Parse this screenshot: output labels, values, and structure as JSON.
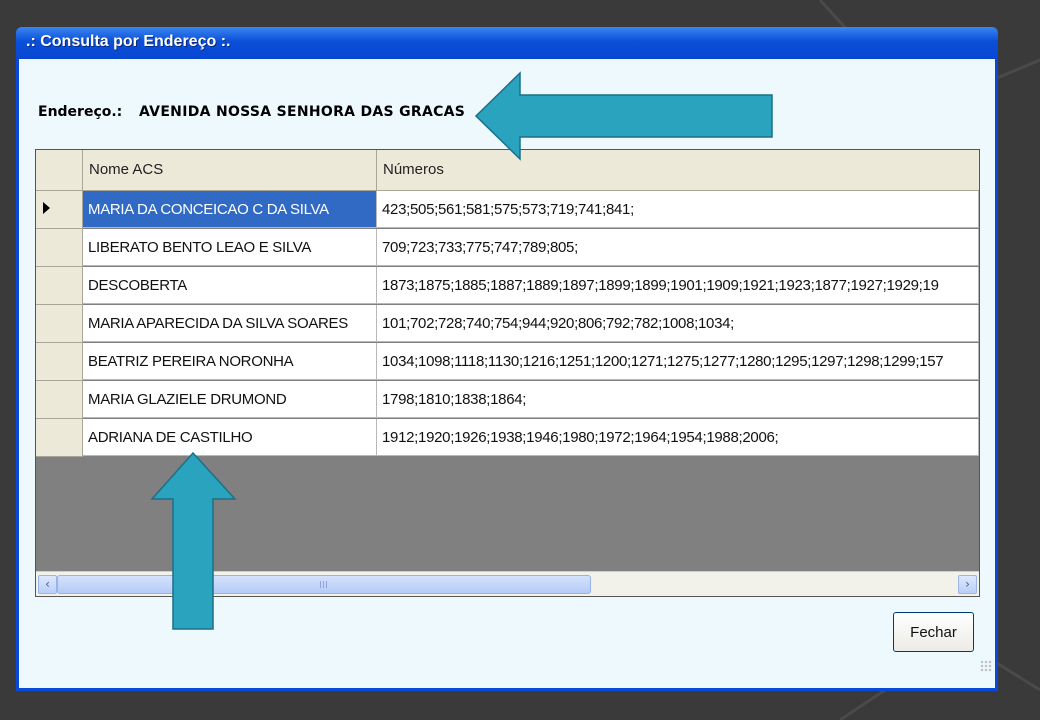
{
  "window": {
    "title": ".: Consulta por Endereço :."
  },
  "address": {
    "label": "Endereço.:",
    "value": "AVENIDA NOSSA SENHORA DAS GRACAS"
  },
  "grid": {
    "columns": [
      "Nome ACS",
      "Números"
    ],
    "selected_row": 0,
    "rows": [
      {
        "nome": "MARIA DA CONCEICAO C DA SILVA",
        "numeros": "423;505;561;581;575;573;719;741;841;"
      },
      {
        "nome": "LIBERATO BENTO LEAO E SILVA",
        "numeros": "709;723;733;775;747;789;805;"
      },
      {
        "nome": "DESCOBERTA",
        "numeros": "1873;1875;1885;1887;1889;1897;1899;1899;1901;1909;1921;1923;1877;1927;1929;19"
      },
      {
        "nome": "MARIA APARECIDA DA SILVA SOARES",
        "numeros": "101;702;728;740;754;944;920;806;792;782;1008;1034;"
      },
      {
        "nome": "BEATRIZ PEREIRA NORONHA",
        "numeros": "1034;1098;1118;1130;1216;1251;1200;1271;1275;1277;1280;1295;1297;1298;1299;157"
      },
      {
        "nome": "MARIA GLAZIELE DRUMOND",
        "numeros": "1798;1810;1838;1864;"
      },
      {
        "nome": "ADRIANA DE CASTILHO",
        "numeros": "1912;1920;1926;1938;1946;1980;1972;1964;1954;1988;2006;"
      }
    ]
  },
  "buttons": {
    "fechar": "Fechar"
  },
  "icons": {
    "scroll_left": "scroll-left-arrow-icon",
    "scroll_right": "scroll-right-arrow-icon",
    "row_indicator": "row-pointer-icon",
    "annotation_left": "arrow-left-annotation",
    "annotation_up": "arrow-up-annotation"
  },
  "colors": {
    "titlebar": "#0b4fd8",
    "selection": "#316ac5",
    "annotation_arrow": "#2aa3bf",
    "client_bg": "#edf9fd"
  }
}
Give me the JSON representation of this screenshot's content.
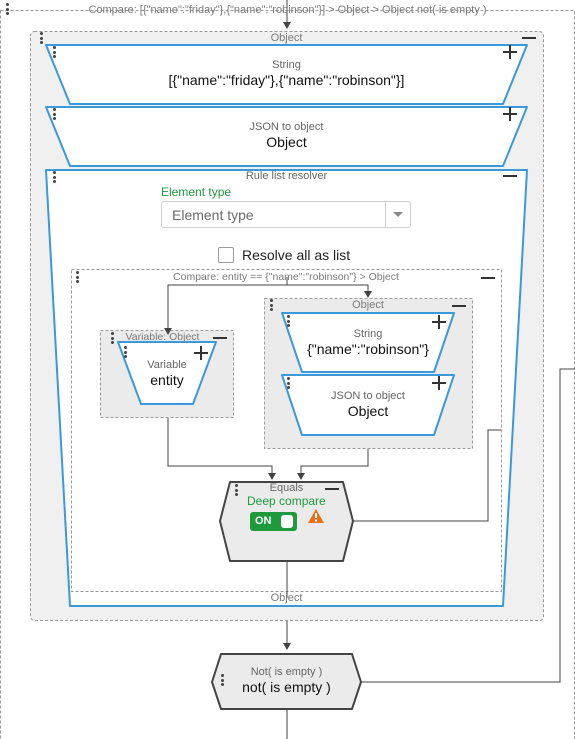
{
  "outer_title": "Compare: [{\"name\":\"friday\"},{\"name\":\"robinson\"}] > Object > Object not( is empty )",
  "object_group": {
    "title": "Object",
    "footer": "Object"
  },
  "string_block": {
    "type_label": "String",
    "value": "[{\"name\":\"friday\"},{\"name\":\"robinson\"}]"
  },
  "json_block": {
    "type_label": "JSON to object",
    "value": "Object"
  },
  "rule_list": {
    "type_label": "Rule list resolver",
    "element_type_label": "Element type",
    "element_type_placeholder": "Element type",
    "resolve_all_label": "Resolve all as list"
  },
  "inner_compare": {
    "title": "Compare: entity == {\"name\":\"robinson\"} > Object"
  },
  "variable_group": {
    "title": "Variable: Object"
  },
  "variable_block": {
    "type_label": "Variable",
    "value": "entity"
  },
  "inner_object_group": {
    "title": "Object"
  },
  "inner_string_block": {
    "type_label": "String",
    "value": "{\"name\":\"robinson\"}"
  },
  "inner_json_block": {
    "type_label": "JSON to object",
    "value": "Object"
  },
  "equals_block": {
    "type_label": "Equals",
    "deep_compare_label": "Deep compare",
    "toggle_label": "ON"
  },
  "not_block": {
    "type_label": "Not( is empty )",
    "value": "not( is empty )"
  },
  "colors": {
    "accent_blue": "#3a9ad9",
    "green": "#1e9a3c",
    "warning": "#e8711c"
  },
  "icons": [
    "drag-handle-icon",
    "plus-icon",
    "minus-icon",
    "chevron-down-icon",
    "warning-icon"
  ]
}
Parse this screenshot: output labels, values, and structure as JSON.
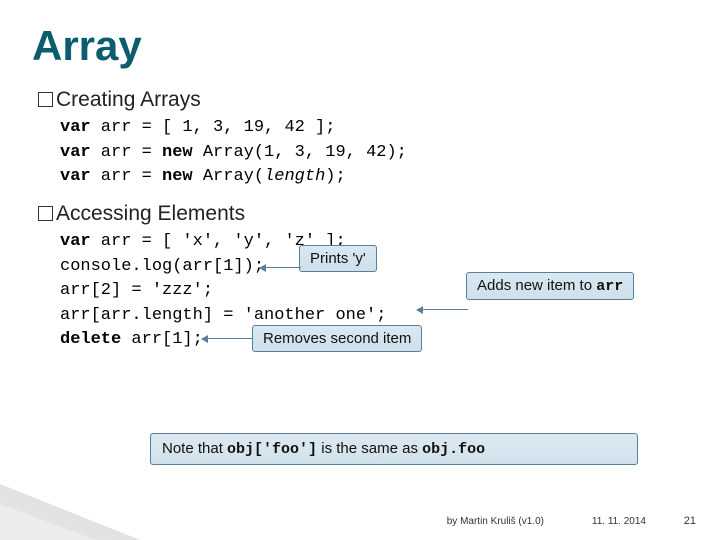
{
  "title": "Array",
  "sections": {
    "creating": {
      "bullet_lead": "Creating",
      "bullet_rest": " Arrays"
    },
    "accessing": {
      "bullet_lead": "Accessing",
      "bullet_rest": " Elements"
    }
  },
  "code1": {
    "l1a": "var",
    "l1b": " arr = [ 1, 3, 19, 42 ];",
    "l2a": "var",
    "l2b": " arr = ",
    "l2c": "new",
    "l2d": " Array(1, 3, 19, 42);",
    "l3a": "var",
    "l3b": " arr = ",
    "l3c": "new",
    "l3d": " Array(",
    "l3e": "length",
    "l3f": ");"
  },
  "code2": {
    "l1a": "var",
    "l1b": " arr = [ 'x', 'y', 'z' ];",
    "l2": "console.log(arr[1]);",
    "l3": "arr[2] = 'zzz';",
    "l4": "arr[arr.length] = 'another one';",
    "l5a": "delete",
    "l5b": " arr[1];"
  },
  "callouts": {
    "printsY": "Prints 'y'",
    "addsNew_pre": "Adds new item to ",
    "addsNew_mono": "arr",
    "removes": "Removes second item"
  },
  "note": {
    "pre": "Note that ",
    "m1": "obj['foo']",
    "mid": " is the same as ",
    "m2": "obj.foo"
  },
  "footer": {
    "author": "by Martin Kruliš (v1.0)",
    "date": "11. 11. 2014",
    "page": "21"
  }
}
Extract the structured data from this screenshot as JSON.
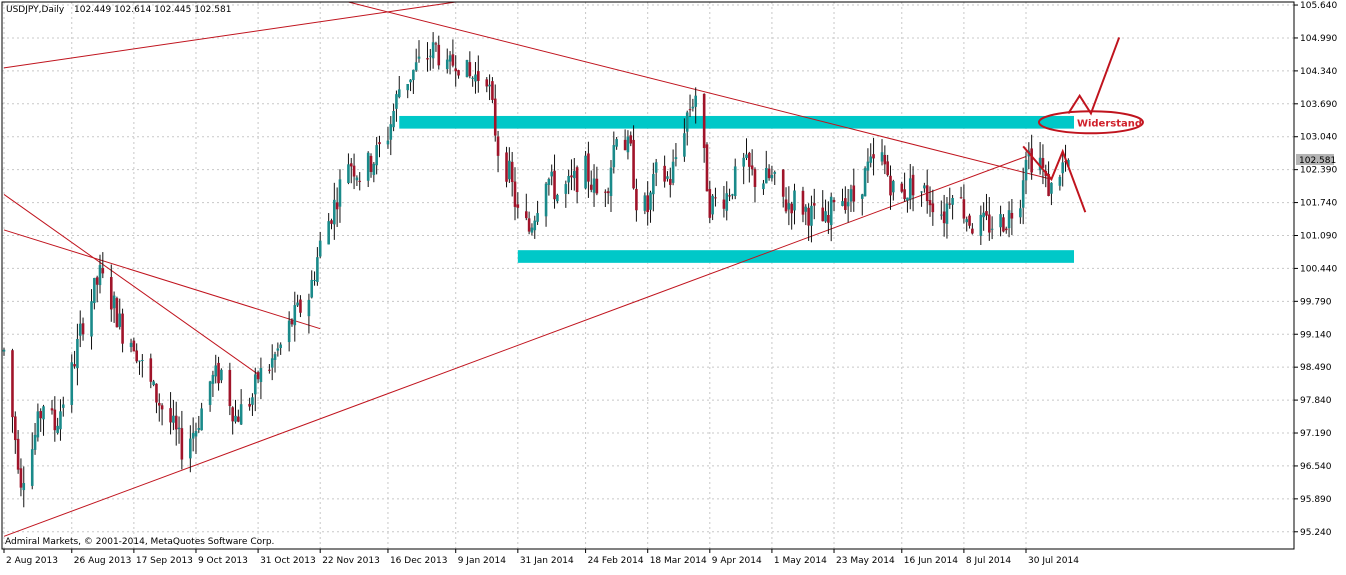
{
  "header": {
    "symbol": "USDJPY,Daily",
    "ohlc": "102.449 102.614 102.445 102.581"
  },
  "footer": {
    "copyright": "Admiral Markets, © 2001-2014, MetaQuotes Software Corp."
  },
  "price_tag": "102.581",
  "annotation": "Widerstand",
  "colors": {
    "bull_candle": "#1a8a8a",
    "bear_candle": "#a0142a",
    "wick": "#111111",
    "trendline": "#c0141e",
    "zone": "#00c8c8",
    "grid": "#c8c8c8",
    "price_tag_bg": "#b4b4b4"
  },
  "chart_data": {
    "type": "candlestick",
    "symbol": "USDJPY",
    "timeframe": "Daily",
    "last": {
      "open": 102.449,
      "high": 102.614,
      "low": 102.445,
      "close": 102.581
    },
    "ylim": [
      94.9,
      105.7
    ],
    "y_ticks": [
      "105.640",
      "104.990",
      "104.340",
      "103.690",
      "103.040",
      "102.390",
      "101.740",
      "101.090",
      "100.440",
      "99.790",
      "99.140",
      "98.490",
      "97.840",
      "97.190",
      "96.540",
      "95.890",
      "95.240"
    ],
    "x_ticks": [
      "2 Aug 2013",
      "26 Aug 2013",
      "17 Sep 2013",
      "9 Oct 2013",
      "31 Oct 2013",
      "22 Nov 2013",
      "16 Dec 2013",
      "9 Jan 2014",
      "31 Jan 2014",
      "24 Feb 2014",
      "18 Mar 2014",
      "9 Apr 2014",
      "1 May 2014",
      "23 May 2014",
      "16 Jun 2014",
      "8 Jul 2014",
      "30 Jul 2014"
    ],
    "grid": true,
    "zones": [
      {
        "label": "Widerstand",
        "from": 103.2,
        "to": 103.45,
        "start": "20 Dec 2013",
        "end": "16 Aug 2014"
      },
      {
        "label": "",
        "from": 100.55,
        "to": 100.8,
        "start": "31 Jan 2014",
        "end": "16 Aug 2014"
      }
    ],
    "trendlines": [
      {
        "from": [
          "2 Aug 2013",
          95.15
        ],
        "to": [
          "30 Jul 2014",
          102.65
        ]
      },
      {
        "from": [
          "2 Aug 2013",
          104.4
        ],
        "to": [
          "9 Jan 2014",
          105.7
        ]
      },
      {
        "from": [
          "2 Dec 2013",
          105.7
        ],
        "to": [
          "8 Aug 2014",
          102.2
        ]
      },
      {
        "from": [
          "2 Aug 2013",
          101.9
        ],
        "to": [
          "31 Oct 2013",
          98.35
        ]
      },
      {
        "from": [
          "2 Aug 2013",
          101.2
        ],
        "to": [
          "22 Nov 2013",
          99.25
        ]
      }
    ],
    "scenarios": [
      {
        "path": [
          [
            "29 Jul 2014",
            102.85
          ],
          [
            "8 Aug 2014",
            102.2
          ],
          [
            "12 Aug 2014",
            102.75
          ],
          [
            "20 Aug 2014",
            101.55
          ]
        ]
      },
      {
        "path": [
          [
            "14 Aug 2014",
            103.5
          ],
          [
            "18 Aug 2014",
            103.85
          ],
          [
            "22 Aug 2014",
            103.5
          ],
          [
            "1 Sep 2014",
            105.0
          ]
        ]
      }
    ],
    "series_keypoints": [
      [
        "2 Aug 2013",
        98.8
      ],
      [
        "5 Aug 2013",
        97.5
      ],
      [
        "8 Aug 2013",
        96.3
      ],
      [
        "12 Aug 2013",
        96.9
      ],
      [
        "16 Aug 2013",
        97.8
      ],
      [
        "20 Aug 2013",
        97.3
      ],
      [
        "26 Aug 2013",
        98.4
      ],
      [
        "30 Aug 2013",
        99.4
      ],
      [
        "5 Sep 2013",
        100.3
      ],
      [
        "10 Sep 2013",
        99.7
      ],
      [
        "13 Sep 2013",
        99.2
      ],
      [
        "17 Sep 2013",
        99.0
      ],
      [
        "20 Sep 2013",
        98.5
      ],
      [
        "24 Sep 2013",
        98.0
      ],
      [
        "30 Sep 2013",
        97.4
      ],
      [
        "4 Oct 2013",
        96.9
      ],
      [
        "9 Oct 2013",
        97.3
      ],
      [
        "14 Oct 2013",
        98.2
      ],
      [
        "18 Oct 2013",
        98.4
      ],
      [
        "23 Oct 2013",
        97.5
      ],
      [
        "29 Oct 2013",
        97.9
      ],
      [
        "31 Oct 2013",
        98.3
      ],
      [
        "4 Nov 2013",
        98.5
      ],
      [
        "8 Nov 2013",
        98.9
      ],
      [
        "12 Nov 2013",
        99.4
      ],
      [
        "18 Nov 2013",
        99.9
      ],
      [
        "22 Nov 2013",
        100.9
      ],
      [
        "27 Nov 2013",
        101.7
      ],
      [
        "2 Dec 2013",
        102.6
      ],
      [
        "6 Dec 2013",
        102.3
      ],
      [
        "11 Dec 2013",
        102.6
      ],
      [
        "16 Dec 2013",
        103.1
      ],
      [
        "20 Dec 2013",
        104.0
      ],
      [
        "26 Dec 2013",
        104.4
      ],
      [
        "2 Jan 2014",
        104.8
      ],
      [
        "6 Jan 2014",
        104.3
      ],
      [
        "9 Jan 2014",
        104.6
      ],
      [
        "14 Jan 2014",
        104.2
      ],
      [
        "20 Jan 2014",
        104.3
      ],
      [
        "24 Jan 2014",
        102.8
      ],
      [
        "28 Jan 2014",
        102.3
      ],
      [
        "31 Jan 2014",
        101.5
      ],
      [
        "4 Feb 2014",
        101.2
      ],
      [
        "10 Feb 2014",
        102.3
      ],
      [
        "14 Feb 2014",
        101.9
      ],
      [
        "19 Feb 2014",
        102.1
      ],
      [
        "24 Feb 2014",
        102.4
      ],
      [
        "28 Feb 2014",
        101.9
      ],
      [
        "4 Mar 2014",
        102.2
      ],
      [
        "7 Mar 2014",
        103.2
      ],
      [
        "12 Mar 2014",
        102.7
      ],
      [
        "14 Mar 2014",
        101.8
      ],
      [
        "18 Mar 2014",
        101.6
      ],
      [
        "21 Mar 2014",
        102.3
      ],
      [
        "26 Mar 2014",
        102.2
      ],
      [
        "1 Apr 2014",
        103.5
      ],
      [
        "4 Apr 2014",
        103.9
      ],
      [
        "9 Apr 2014",
        101.7
      ],
      [
        "15 Apr 2014",
        101.9
      ],
      [
        "21 Apr 2014",
        102.5
      ],
      [
        "25 Apr 2014",
        102.2
      ],
      [
        "1 May 2014",
        102.2
      ],
      [
        "6 May 2014",
        101.7
      ],
      [
        "9 May 2014",
        101.8
      ],
      [
        "15 May 2014",
        101.5
      ],
      [
        "21 May 2014",
        101.3
      ],
      [
        "23 May 2014",
        101.9
      ],
      [
        "30 May 2014",
        101.8
      ],
      [
        "4 Jun 2014",
        102.4
      ],
      [
        "9 Jun 2014",
        102.6
      ],
      [
        "13 Jun 2014",
        102.0
      ],
      [
        "16 Jun 2014",
        101.9
      ],
      [
        "20 Jun 2014",
        102.1
      ],
      [
        "25 Jun 2014",
        101.9
      ],
      [
        "1 Jul 2014",
        101.5
      ],
      [
        "4 Jul 2014",
        102.1
      ],
      [
        "8 Jul 2014",
        101.6
      ],
      [
        "11 Jul 2014",
        101.3
      ],
      [
        "17 Jul 2014",
        101.3
      ],
      [
        "23 Jul 2014",
        101.4
      ],
      [
        "28 Jul 2014",
        101.9
      ],
      [
        "30 Jul 2014",
        102.8
      ],
      [
        "1 Aug 2014",
        102.6
      ],
      [
        "4 Aug 2014",
        102.6
      ],
      [
        "6 Aug 2014",
        102.1
      ],
      [
        "8 Aug 2014",
        102.0
      ],
      [
        "11 Aug 2014",
        102.4
      ],
      [
        "13 Aug 2014",
        102.5
      ],
      [
        "14 Aug 2014",
        102.58
      ]
    ]
  }
}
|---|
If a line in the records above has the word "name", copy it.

  "outer_title": "Compare: [{\"name\":\"friday\"},{\"name\":\"robinson\"}] > Object > Object not( is empty )",
    "value": "[{\"name\":\"friday\"},{\"name\":\"robinson\"}]"
    "title": "Compare: entity == {\"name\":\"robinson\"} > Object"
    "value": "{\"name\":\"robinson\"}"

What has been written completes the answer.